Usman Darr had contacted the hotline because he was concerned that his brother-in-law had been distributing anti-Western texts and links to jihadi sites and had become increasingly extreme in his views.
The information was processed but never passed on to the joint MI5 and police investigation of Butt that had been under way since mid-2015.
In the same month that he was reported by his brother-in-law, Butt was assessed by the security service as having a "strong risk" of staging a terror attack on his own, but there was no evidence he was planning one.
In May 2017 MI5 lowered the assessed risk of Butt carrying out a lone terror attack to moderate, but increased his ability to do so to moderate.
Police decided not to charge him with possession of extremist material because there was not a strong enough chance of disrupting any potential terror plot, Witness M said.
The inquest also heard Butt had associated with members of the banned terrorist group Al-Muhajiroun, including Siddhartha Dhar - who went on to fight for so-called Islamic State - and the group's leader Anjem Choudary.
Witness M also told the inquest he had not personally been made aware that Butt had appeared in a Channel 4 programme called The Jihadi Next Door in January 2016, saying the programme was reviewed by another team.
The court previously heard how Butt appeared in the programme - where he condemned the UK government, particularly over its actions in Iraq and Syria - for roughly two minutes but was not identified by name.
Later that year, Butt was employed by London Underground, including working at Westminster station, but Witness M said he did not have grounds to intervene.
In October 2016, Butt was arrested with three others on suspicion of falsely reporting fraudulent activity on three bank accounts, and bailed until January 2017.
However, prosecutors advised there was not enough evidence to charge him.
Witness M said police were also unaware of a number of pieces of information that indicated Butt was associated with the two other attackers.
These included the fact they all met at Ummah Fitness Centre in Ilford, east London, that was itself run by a suspected senior member of Al-Muhajiroun, and that they went on regular trips together to take their children swimming.
Last week, the lawyer representing several of the victims' families told the court there were "opportunities galore" to identify that the three men were plotting an attack.

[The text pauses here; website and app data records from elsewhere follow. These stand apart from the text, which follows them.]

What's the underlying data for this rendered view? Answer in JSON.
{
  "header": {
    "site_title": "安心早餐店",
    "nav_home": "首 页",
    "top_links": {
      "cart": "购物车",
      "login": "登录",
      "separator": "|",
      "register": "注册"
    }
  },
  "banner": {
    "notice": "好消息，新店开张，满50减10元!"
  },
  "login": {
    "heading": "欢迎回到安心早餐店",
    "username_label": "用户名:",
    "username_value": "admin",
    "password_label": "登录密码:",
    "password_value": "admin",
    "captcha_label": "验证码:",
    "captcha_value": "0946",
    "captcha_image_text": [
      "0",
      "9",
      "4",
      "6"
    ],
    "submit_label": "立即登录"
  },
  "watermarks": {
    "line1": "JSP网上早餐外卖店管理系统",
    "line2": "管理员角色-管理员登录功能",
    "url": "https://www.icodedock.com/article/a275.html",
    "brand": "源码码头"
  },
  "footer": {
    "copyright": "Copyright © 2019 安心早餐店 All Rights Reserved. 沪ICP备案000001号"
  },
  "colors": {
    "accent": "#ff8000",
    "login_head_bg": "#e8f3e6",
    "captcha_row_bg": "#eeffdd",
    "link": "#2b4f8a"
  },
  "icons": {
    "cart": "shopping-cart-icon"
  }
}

Xavier Thomas, 45, Christine Archibald, 30, Sara Zelenak, 21, Sebastien Belanger, 36, James McMullan, 32, Kirsty Boden, 28, Alexandre Pigeard, 26, and Ignacio Echeverria, 39, were all killed in the attack.
The inquests continue.